Who’s ready for cramdown? Congressman John Conyers sure is, President Obama seems to be, and now Speaker of the House Pelosi wants to bring a housing bill to a vote this week that would empower bankruptcy judges to modify mortgage terms for borrowers on their primary residences. As David Dayen (aka Dday) explains, “This is an important provision, which most economists believe will be the best tool homeowners can have for them to stay in their homes, and for lenders to agree to loan modifications.” Dayen and Rep. Conyers, the chair of the House Judiciary Committee, discussed the importance of cramdown as part of Brave New Films’ Fighting for Our Homes campaign.
Conyers has long been a champion of cramdown. With someone facing foreclosure in our country every 13 seconds and 8-10 million Americans in danger of losing their homes, this legislation would effectively “level the playing field,” as Conyers put it. It would allow bankruptcy judges to consider the unfair circumstances of a mortgage, while enabling those homeowners who have been victimized by predatory lending practices to be able to deal with their lenders. All the while, it would stick to the wealthy elite and those in our government who have resisted cramdown, since until now, only secondary and tertiary properties and assets qualified to have the terms rewritten by a bankruptcy judge.
On the February 20 edition of Fox News’ The O’Reilly Factor, host Bill O’Reilly falsely claimed that prior to the housing crisis, Rep. Barney Frank (D-MA) had been “pumping it that poor people ought to be given mortgages ’cause everybody has a right to a house.” In fact, as Media Matters for America has noted, Frank has consistently taken the position that the government should focus on the expansion of affordable rental housing, rather than enacting policies geared toward universal home ownership.
Indeed, in a 2006 speech on the House floor, Frank stated: “I always want to make it clear to people that while homeownership is very important, it should not be considered all of our goal in the housing area. A large number of people, for economic reasons and other reasons, will be renters.” Further, in a profile of Frank for the January 12 edition of The New Yorker, staff writer Jeffrey Toobin wrote: “According to Frank, at the root of the real-estate crisis was a misguided notion that homeownership should be available to all people — what President Bush has called ‘the ownership society.’ ” Toobin quoted Frank saying in a speech that home ownership “is not suitable for everybody.” In his profile, Toobin also addressed Frank’s efforts to preserve and expand housing for low-income renters.

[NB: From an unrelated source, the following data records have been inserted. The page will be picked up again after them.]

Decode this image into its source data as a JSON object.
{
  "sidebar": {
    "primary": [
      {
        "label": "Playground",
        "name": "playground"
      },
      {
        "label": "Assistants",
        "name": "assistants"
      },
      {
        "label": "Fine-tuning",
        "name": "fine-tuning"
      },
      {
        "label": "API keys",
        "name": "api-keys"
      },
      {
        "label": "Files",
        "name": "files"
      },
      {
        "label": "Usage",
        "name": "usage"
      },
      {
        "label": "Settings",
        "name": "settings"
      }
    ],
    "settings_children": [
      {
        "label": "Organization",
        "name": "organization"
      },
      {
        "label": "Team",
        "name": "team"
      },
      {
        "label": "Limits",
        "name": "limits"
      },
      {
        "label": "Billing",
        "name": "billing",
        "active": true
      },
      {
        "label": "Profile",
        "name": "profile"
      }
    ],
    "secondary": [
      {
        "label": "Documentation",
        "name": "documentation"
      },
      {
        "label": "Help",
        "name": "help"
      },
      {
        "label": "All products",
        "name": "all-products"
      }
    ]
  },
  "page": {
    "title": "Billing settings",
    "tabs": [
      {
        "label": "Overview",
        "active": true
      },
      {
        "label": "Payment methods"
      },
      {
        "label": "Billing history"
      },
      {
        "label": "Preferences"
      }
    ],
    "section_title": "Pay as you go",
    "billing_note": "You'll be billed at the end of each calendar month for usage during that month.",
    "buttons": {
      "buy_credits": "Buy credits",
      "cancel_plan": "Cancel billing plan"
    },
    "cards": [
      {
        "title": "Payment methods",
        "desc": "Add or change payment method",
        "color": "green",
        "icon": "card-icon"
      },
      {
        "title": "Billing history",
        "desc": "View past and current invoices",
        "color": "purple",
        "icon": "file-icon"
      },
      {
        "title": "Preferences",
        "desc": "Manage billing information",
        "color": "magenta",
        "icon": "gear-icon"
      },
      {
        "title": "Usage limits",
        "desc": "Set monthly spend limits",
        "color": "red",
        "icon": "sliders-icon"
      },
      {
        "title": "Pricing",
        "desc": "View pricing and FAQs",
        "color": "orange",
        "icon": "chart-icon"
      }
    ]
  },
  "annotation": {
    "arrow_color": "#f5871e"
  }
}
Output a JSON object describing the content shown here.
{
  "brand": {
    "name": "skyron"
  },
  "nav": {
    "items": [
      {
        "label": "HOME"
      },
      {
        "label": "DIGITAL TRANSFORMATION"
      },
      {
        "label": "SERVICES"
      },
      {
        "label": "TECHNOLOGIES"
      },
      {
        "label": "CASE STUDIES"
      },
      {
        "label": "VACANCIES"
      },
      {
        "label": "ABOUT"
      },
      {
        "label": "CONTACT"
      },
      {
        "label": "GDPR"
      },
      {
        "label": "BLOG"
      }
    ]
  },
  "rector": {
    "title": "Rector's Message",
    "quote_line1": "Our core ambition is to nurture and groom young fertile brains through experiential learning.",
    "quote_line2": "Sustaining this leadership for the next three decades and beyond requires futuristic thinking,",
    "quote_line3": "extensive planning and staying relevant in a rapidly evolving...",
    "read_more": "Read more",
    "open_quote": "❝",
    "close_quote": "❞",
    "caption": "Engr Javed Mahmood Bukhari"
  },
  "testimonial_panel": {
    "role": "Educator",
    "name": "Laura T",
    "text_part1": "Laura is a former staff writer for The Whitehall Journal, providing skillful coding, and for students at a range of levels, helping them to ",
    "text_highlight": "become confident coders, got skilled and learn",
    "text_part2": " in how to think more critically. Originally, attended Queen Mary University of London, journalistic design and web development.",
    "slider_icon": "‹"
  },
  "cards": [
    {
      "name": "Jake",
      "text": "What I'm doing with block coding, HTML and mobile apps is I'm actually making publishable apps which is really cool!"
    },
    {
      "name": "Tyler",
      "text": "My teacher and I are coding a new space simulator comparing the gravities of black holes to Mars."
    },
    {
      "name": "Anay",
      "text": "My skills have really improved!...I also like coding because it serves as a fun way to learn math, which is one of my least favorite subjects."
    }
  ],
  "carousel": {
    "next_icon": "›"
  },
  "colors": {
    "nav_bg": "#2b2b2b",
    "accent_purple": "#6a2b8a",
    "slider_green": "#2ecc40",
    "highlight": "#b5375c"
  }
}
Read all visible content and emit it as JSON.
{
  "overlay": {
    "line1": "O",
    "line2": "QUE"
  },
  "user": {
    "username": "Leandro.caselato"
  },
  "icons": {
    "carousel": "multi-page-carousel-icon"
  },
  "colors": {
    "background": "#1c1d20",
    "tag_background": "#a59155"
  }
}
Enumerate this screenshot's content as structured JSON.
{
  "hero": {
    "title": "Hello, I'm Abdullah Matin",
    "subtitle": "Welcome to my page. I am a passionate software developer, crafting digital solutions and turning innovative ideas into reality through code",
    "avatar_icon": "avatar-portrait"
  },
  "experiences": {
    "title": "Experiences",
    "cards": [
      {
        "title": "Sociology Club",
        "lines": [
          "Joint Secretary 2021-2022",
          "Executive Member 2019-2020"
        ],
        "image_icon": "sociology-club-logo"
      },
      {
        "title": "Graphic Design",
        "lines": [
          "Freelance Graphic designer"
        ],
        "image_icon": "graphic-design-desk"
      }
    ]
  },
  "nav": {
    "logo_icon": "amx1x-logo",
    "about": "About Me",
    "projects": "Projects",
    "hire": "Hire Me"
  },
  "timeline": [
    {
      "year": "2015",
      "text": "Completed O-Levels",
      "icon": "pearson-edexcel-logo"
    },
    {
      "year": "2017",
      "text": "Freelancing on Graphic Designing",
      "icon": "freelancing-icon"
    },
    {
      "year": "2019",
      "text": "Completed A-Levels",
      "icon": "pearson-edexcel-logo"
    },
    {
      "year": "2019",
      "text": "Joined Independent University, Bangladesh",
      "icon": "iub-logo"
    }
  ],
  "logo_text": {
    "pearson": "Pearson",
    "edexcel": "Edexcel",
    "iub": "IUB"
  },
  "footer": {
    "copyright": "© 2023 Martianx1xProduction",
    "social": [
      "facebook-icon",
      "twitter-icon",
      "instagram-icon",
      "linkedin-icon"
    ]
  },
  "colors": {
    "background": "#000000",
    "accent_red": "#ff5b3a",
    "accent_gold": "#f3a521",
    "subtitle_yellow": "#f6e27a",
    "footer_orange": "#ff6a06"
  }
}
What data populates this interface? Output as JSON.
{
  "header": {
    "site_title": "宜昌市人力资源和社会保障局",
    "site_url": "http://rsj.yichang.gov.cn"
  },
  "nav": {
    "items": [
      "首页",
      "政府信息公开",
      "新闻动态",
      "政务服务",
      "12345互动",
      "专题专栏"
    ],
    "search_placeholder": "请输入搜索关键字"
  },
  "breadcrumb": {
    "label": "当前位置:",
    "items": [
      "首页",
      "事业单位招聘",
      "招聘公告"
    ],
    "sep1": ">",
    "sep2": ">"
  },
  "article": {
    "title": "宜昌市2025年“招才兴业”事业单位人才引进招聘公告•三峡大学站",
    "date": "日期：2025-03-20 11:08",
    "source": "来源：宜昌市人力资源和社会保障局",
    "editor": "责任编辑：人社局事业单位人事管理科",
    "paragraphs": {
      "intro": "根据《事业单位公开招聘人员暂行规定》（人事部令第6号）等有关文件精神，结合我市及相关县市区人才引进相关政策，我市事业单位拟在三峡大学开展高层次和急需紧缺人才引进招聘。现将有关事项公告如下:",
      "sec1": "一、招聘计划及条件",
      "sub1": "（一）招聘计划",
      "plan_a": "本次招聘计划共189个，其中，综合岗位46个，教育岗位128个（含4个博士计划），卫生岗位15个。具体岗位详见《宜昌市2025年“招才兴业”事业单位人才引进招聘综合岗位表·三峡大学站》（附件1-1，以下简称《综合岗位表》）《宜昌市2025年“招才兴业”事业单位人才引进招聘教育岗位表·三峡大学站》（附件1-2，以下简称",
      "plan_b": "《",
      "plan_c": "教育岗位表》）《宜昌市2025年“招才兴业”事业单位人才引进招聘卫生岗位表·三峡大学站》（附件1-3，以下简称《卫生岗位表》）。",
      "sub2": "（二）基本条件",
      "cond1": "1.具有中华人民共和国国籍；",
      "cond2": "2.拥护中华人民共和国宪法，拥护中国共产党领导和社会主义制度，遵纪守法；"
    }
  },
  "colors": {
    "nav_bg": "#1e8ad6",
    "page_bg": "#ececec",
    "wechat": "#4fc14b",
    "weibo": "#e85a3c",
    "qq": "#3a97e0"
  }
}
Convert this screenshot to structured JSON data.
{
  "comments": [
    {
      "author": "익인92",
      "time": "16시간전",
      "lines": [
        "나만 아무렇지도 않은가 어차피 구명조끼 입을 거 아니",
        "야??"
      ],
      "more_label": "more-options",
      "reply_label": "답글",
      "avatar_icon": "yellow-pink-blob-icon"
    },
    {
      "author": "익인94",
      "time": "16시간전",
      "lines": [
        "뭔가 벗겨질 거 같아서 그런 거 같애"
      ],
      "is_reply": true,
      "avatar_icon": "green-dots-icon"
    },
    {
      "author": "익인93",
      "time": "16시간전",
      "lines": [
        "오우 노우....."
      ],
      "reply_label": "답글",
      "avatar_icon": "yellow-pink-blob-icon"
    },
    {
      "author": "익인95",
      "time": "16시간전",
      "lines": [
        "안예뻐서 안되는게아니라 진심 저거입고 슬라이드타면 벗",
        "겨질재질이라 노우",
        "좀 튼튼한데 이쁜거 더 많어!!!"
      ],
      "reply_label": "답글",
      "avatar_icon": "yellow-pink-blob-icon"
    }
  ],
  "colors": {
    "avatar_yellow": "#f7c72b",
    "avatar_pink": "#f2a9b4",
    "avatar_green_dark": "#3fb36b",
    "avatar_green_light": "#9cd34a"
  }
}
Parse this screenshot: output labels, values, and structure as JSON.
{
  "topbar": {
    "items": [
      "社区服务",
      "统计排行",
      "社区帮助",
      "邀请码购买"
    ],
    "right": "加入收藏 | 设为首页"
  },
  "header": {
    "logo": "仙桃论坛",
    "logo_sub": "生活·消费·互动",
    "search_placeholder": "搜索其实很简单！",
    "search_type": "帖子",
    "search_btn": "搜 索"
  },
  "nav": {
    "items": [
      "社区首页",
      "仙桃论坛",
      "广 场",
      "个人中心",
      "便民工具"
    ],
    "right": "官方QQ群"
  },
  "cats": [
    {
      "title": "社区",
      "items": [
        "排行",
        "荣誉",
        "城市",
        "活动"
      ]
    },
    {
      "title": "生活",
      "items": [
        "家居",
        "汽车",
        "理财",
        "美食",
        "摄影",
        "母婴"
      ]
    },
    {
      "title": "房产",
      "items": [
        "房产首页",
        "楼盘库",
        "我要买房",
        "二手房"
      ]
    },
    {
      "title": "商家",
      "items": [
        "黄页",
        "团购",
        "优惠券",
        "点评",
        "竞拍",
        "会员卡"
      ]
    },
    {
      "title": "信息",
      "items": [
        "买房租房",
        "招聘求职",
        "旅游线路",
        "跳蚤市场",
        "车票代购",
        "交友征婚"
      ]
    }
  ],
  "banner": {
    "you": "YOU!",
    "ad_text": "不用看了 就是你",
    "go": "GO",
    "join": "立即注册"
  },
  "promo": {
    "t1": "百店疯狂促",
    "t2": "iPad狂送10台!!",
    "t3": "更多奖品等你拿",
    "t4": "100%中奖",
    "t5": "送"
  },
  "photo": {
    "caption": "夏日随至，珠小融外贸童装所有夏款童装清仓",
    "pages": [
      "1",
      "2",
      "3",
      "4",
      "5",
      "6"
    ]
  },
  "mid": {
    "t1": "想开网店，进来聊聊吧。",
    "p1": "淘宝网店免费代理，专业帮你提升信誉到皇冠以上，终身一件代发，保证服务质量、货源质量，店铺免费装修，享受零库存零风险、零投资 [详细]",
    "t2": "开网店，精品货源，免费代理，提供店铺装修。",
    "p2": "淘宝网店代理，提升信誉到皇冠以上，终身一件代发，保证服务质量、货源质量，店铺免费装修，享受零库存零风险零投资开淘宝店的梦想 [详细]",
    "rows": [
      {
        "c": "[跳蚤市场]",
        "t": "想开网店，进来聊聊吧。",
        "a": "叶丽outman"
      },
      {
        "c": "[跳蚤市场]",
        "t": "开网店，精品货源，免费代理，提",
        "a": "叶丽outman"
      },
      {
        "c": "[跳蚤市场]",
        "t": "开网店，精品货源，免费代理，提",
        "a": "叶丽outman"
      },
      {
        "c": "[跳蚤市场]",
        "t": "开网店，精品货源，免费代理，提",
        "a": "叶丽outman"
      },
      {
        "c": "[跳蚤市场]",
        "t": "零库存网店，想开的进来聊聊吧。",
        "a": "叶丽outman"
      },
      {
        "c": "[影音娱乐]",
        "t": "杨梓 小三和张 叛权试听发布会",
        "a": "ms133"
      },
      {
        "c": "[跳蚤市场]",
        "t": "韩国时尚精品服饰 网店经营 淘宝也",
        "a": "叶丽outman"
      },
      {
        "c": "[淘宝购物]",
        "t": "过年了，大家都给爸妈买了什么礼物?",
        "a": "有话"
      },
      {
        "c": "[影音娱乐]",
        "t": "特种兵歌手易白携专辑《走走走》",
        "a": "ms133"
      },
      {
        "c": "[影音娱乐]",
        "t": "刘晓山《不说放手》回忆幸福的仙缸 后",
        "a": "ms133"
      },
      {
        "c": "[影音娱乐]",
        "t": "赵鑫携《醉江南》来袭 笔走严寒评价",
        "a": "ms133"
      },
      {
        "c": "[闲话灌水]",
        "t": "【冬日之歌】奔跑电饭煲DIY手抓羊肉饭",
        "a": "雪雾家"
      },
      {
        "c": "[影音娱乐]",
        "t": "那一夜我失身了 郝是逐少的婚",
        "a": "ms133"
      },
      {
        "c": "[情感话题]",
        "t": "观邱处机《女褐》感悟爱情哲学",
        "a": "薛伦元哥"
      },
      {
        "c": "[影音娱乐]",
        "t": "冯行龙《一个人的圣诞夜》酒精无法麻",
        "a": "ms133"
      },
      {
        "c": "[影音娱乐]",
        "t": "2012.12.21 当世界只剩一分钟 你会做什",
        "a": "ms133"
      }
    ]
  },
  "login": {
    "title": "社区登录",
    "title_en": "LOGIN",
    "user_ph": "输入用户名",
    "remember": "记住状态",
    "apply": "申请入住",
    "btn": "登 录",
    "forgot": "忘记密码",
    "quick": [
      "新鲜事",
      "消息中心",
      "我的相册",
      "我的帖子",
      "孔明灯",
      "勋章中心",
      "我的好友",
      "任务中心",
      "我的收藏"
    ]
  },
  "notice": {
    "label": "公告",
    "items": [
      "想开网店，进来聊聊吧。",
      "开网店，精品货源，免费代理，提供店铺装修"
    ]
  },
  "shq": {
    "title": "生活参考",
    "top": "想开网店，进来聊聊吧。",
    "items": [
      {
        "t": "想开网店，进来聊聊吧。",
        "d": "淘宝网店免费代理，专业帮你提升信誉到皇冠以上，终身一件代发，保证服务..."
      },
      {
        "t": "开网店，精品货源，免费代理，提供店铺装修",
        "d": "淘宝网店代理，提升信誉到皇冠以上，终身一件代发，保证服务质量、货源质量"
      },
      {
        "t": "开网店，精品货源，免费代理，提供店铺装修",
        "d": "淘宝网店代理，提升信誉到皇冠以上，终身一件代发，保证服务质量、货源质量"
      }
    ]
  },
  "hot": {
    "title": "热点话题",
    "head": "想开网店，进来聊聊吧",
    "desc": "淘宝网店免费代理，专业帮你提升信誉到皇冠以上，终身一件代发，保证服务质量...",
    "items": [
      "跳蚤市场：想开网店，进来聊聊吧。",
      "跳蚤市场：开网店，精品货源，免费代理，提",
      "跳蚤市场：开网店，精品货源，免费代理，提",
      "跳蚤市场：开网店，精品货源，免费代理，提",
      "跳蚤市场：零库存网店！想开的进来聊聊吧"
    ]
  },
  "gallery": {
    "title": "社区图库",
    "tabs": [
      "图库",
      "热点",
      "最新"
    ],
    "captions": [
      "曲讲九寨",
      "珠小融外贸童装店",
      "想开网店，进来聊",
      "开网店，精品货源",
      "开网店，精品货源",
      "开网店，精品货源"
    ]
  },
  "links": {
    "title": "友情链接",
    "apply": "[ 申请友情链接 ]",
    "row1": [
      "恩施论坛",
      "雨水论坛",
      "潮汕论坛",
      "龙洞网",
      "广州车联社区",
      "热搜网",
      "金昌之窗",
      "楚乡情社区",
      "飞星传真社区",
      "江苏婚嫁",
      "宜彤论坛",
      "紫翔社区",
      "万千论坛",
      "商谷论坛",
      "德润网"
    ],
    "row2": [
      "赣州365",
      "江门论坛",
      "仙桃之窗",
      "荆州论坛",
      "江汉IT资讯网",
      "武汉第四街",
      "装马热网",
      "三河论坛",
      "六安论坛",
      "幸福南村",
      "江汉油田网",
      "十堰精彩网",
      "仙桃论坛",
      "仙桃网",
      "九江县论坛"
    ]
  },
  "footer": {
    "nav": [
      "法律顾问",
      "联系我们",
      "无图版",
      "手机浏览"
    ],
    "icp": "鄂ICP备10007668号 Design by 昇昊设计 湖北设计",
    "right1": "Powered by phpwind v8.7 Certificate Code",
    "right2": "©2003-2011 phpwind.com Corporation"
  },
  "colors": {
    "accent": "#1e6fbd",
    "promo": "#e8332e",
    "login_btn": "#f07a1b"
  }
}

On Wednesday I wrote a piece on Huffington Post and another here at Open Left talking about the centrality of fixing the foreclosure crisis to any recovery from the economic meltdown. Since the toxic assets at the center of the meltdown are based on mortgages that are entering foreclosure at a rate of one every 13 seconds, we have to address foreclosure as a part of getting America back on its feet.
The Homeowner Affordability and Stabilization Plan (HASP), announced in Phoenix on Wednesday by President Obama, which will help up to an estimated 9 million families, is a good first step – and the first serious effort by the Federal government to confront the challenge. But just because there was an announcement does not lessen the urgency of the problem. We are still in a situation where four families every minute enter the foreclosure process. We believe there must be a moratorium on foreclosures until HASP is fully implemented.
In the extended entry I give a report back on ACORN’s actions on Thursday to create a sense of urgency around this crisis and help some families stay in their homes.